# About this task:
Please give back all the records exactly, but keep the pictures out.

# Available data:
┄┄┄┄┄┄┄┄┄┄┄┄┄┄┄┄┄┄┄┄

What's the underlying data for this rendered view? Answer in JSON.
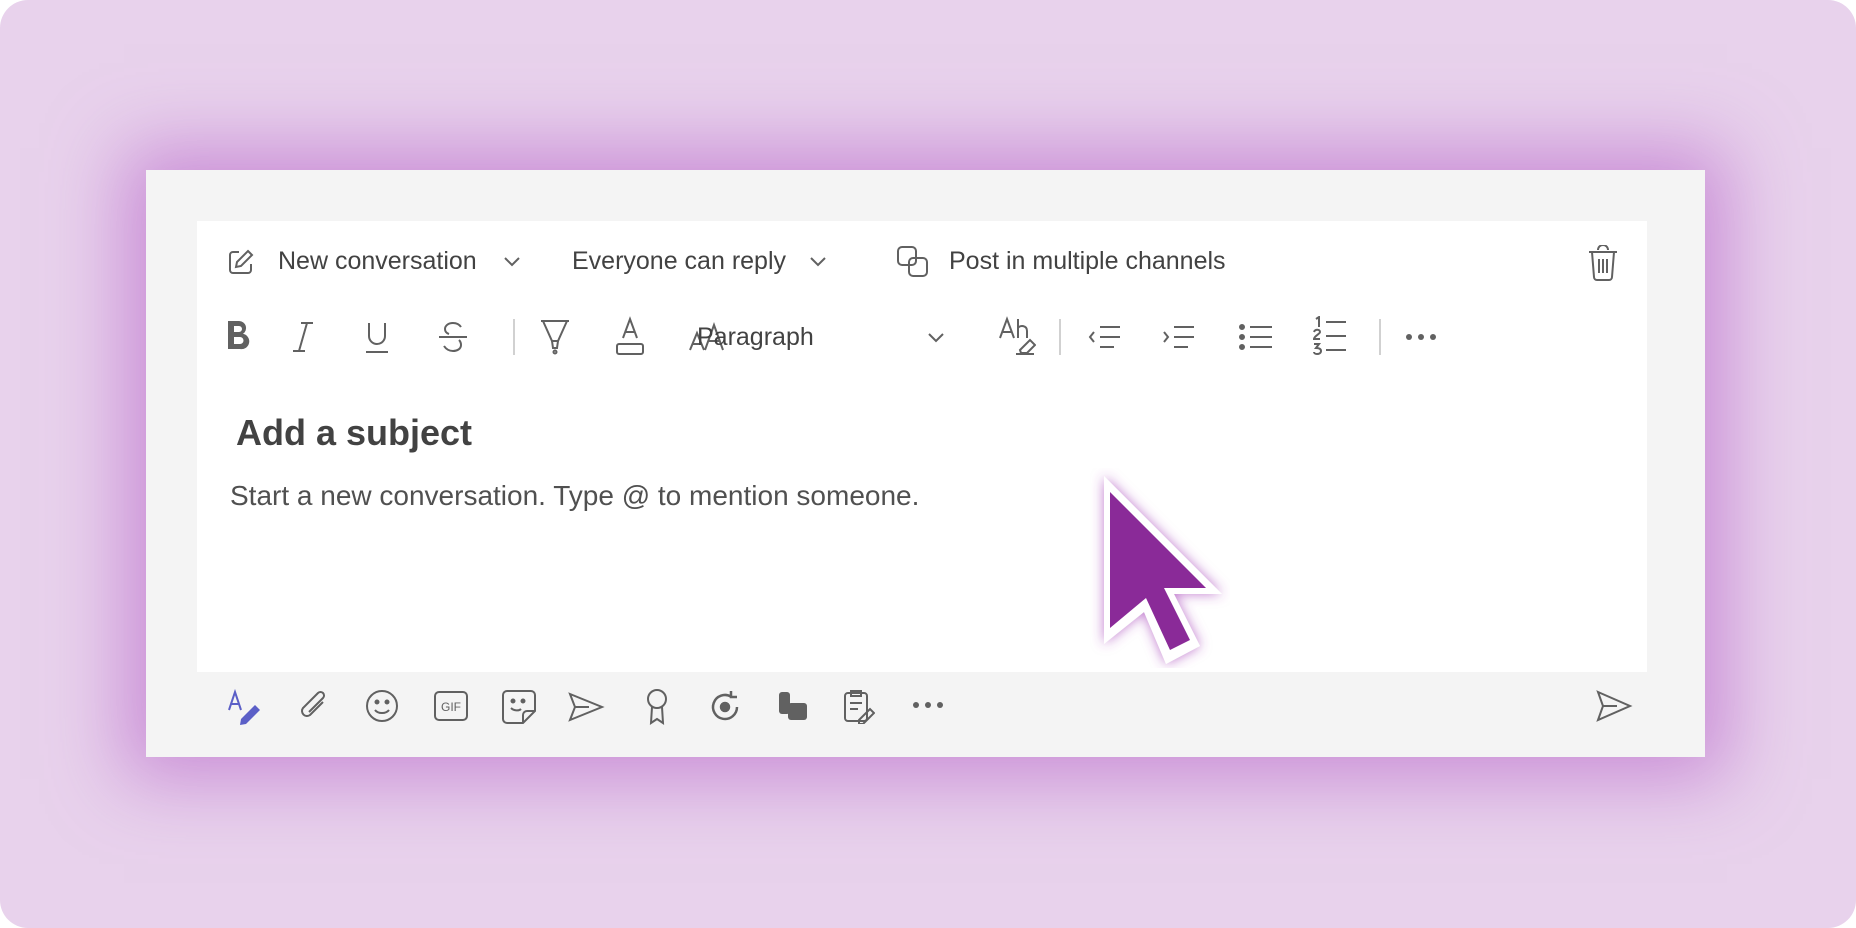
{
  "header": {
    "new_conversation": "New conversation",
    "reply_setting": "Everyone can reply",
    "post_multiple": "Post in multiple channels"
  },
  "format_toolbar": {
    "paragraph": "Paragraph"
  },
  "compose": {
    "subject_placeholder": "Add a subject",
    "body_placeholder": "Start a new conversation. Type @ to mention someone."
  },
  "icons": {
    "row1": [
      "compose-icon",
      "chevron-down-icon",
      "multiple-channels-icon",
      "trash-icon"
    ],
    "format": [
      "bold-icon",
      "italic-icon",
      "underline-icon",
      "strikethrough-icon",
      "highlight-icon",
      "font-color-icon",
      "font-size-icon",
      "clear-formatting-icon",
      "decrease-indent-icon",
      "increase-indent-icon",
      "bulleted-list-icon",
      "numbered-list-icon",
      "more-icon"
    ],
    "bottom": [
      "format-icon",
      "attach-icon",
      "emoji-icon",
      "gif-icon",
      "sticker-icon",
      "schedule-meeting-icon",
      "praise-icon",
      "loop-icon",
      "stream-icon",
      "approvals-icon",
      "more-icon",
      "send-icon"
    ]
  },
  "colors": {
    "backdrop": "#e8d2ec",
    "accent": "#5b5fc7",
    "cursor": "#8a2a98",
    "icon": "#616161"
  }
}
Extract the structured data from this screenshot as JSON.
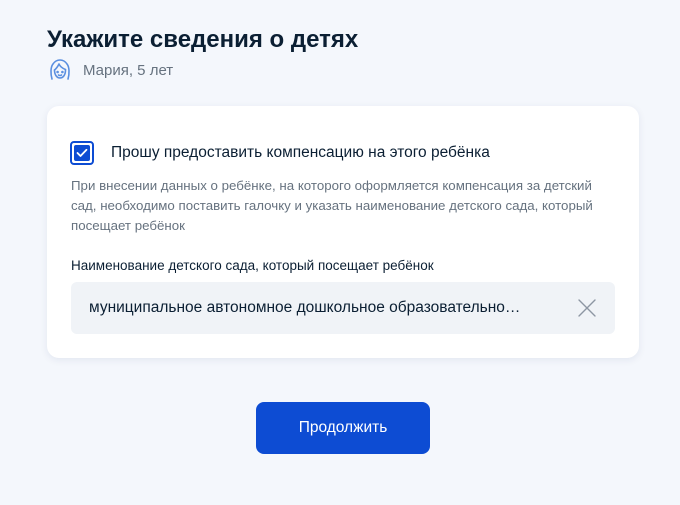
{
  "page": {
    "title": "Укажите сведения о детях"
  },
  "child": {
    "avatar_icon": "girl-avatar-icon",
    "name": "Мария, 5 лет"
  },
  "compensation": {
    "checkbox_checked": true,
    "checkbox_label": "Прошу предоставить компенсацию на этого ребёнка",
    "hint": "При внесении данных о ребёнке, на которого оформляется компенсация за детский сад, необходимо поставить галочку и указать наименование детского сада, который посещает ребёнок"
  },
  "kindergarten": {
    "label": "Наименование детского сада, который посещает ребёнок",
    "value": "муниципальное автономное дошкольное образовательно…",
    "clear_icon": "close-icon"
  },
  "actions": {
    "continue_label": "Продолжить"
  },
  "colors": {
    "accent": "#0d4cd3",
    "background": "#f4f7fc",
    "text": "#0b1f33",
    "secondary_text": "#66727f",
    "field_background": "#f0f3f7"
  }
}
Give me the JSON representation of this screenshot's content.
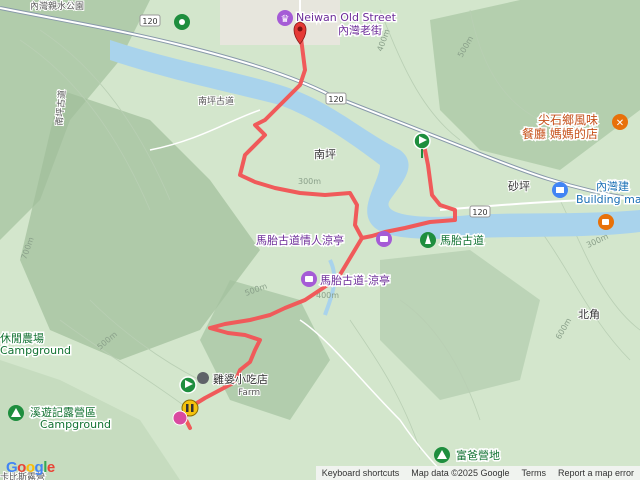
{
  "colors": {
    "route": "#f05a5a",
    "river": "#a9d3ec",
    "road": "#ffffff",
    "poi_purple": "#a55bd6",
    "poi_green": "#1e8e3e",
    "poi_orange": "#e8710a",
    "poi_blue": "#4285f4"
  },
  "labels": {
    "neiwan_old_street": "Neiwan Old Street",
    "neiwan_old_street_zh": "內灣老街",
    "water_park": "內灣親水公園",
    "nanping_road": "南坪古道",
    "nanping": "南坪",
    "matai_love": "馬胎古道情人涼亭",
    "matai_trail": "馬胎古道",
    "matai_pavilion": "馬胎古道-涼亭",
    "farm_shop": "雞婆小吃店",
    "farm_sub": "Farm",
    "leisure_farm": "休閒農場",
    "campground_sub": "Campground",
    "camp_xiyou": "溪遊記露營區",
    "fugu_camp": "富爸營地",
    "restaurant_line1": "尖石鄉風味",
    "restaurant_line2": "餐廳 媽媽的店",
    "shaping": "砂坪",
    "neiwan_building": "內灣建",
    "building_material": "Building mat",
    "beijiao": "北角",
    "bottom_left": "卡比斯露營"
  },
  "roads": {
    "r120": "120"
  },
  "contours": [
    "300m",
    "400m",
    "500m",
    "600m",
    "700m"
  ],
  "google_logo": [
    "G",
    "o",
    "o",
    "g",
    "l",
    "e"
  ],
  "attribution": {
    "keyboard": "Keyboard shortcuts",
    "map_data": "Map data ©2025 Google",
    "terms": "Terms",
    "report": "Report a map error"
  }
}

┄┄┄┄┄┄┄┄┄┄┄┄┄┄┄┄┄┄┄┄

# Output for this exercise:
What's the underlying data for this rendered view? Answer in JSON.
{
  "header": {
    "new_conversation": "New conversation",
    "reply_setting": "Everyone can reply",
    "post_multiple": "Post in multiple channels"
  },
  "format_toolbar": {
    "paragraph": "Paragraph"
  },
  "compose": {
    "subject_placeholder": "Add a subject",
    "body_placeholder": "Start a new conversation. Type @ to mention someone."
  },
  "icons": {
    "row1": [
      "compose-icon",
      "chevron-down-icon",
      "multiple-channels-icon",
      "trash-icon"
    ],
    "format": [
      "bold-icon",
      "italic-icon",
      "underline-icon",
      "strikethrough-icon",
      "highlight-icon",
      "font-color-icon",
      "font-size-icon",
      "clear-formatting-icon",
      "decrease-indent-icon",
      "increase-indent-icon",
      "bulleted-list-icon",
      "numbered-list-icon",
      "more-icon"
    ],
    "bottom": [
      "format-icon",
      "attach-icon",
      "emoji-icon",
      "gif-icon",
      "sticker-icon",
      "schedule-meeting-icon",
      "praise-icon",
      "loop-icon",
      "stream-icon",
      "approvals-icon",
      "more-icon",
      "send-icon"
    ]
  },
  "colors": {
    "backdrop": "#e8d2ec",
    "accent": "#5b5fc7",
    "cursor": "#8a2a98",
    "icon": "#616161"
  }
}
Extract the structured data from this screenshot as JSON.
{
  "page": {
    "title": "Укажите сведения о детях"
  },
  "child": {
    "avatar_icon": "girl-avatar-icon",
    "name": "Мария, 5 лет"
  },
  "compensation": {
    "checkbox_checked": true,
    "checkbox_label": "Прошу предоставить компенсацию на этого ребёнка",
    "hint": "При внесении данных о ребёнке, на которого оформляется компенсация за детский сад, необходимо поставить галочку и указать наименование детского сада, который посещает ребёнок"
  },
  "kindergarten": {
    "label": "Наименование детского сада, который посещает ребёнок",
    "value": "муниципальное автономное дошкольное образовательно…",
    "clear_icon": "close-icon"
  },
  "actions": {
    "continue_label": "Продолжить"
  },
  "colors": {
    "accent": "#0d4cd3",
    "background": "#f4f7fc",
    "text": "#0b1f33",
    "secondary_text": "#66727f",
    "field_background": "#f0f3f7"
  }
}
Give me the JSON representation of this screenshot's content.
{
  "colors": {
    "route": "#f05a5a",
    "river": "#a9d3ec",
    "road": "#ffffff",
    "poi_purple": "#a55bd6",
    "poi_green": "#1e8e3e",
    "poi_orange": "#e8710a",
    "poi_blue": "#4285f4"
  },
  "labels": {
    "neiwan_old_street": "Neiwan Old Street",
    "neiwan_old_street_zh": "內灣老街",
    "water_park": "內灣親水公園",
    "nanping_road": "南坪古道",
    "nanping": "南坪",
    "matai_love": "馬胎古道情人涼亭",
    "matai_trail": "馬胎古道",
    "matai_pavilion": "馬胎古道-涼亭",
    "farm_shop": "雞婆小吃店",
    "farm_sub": "Farm",
    "leisure_farm": "休閒農場",
    "campground_sub": "Campground",
    "camp_xiyou": "溪遊記露營區",
    "fugu_camp": "富爸營地",
    "restaurant_line1": "尖石鄉風味",
    "restaurant_line2": "餐廳 媽媽的店",
    "shaping": "砂坪",
    "neiwan_building": "內灣建",
    "building_material": "Building mat",
    "beijiao": "北角",
    "bottom_left": "卡比斯露營"
  },
  "roads": {
    "r120": "120"
  },
  "contours": [
    "300m",
    "400m",
    "500m",
    "600m",
    "700m"
  ],
  "google_logo": [
    "G",
    "o",
    "o",
    "g",
    "l",
    "e"
  ],
  "attribution": {
    "keyboard": "Keyboard shortcuts",
    "map_data": "Map data ©2025 Google",
    "terms": "Terms",
    "report": "Report a map error"
  }
}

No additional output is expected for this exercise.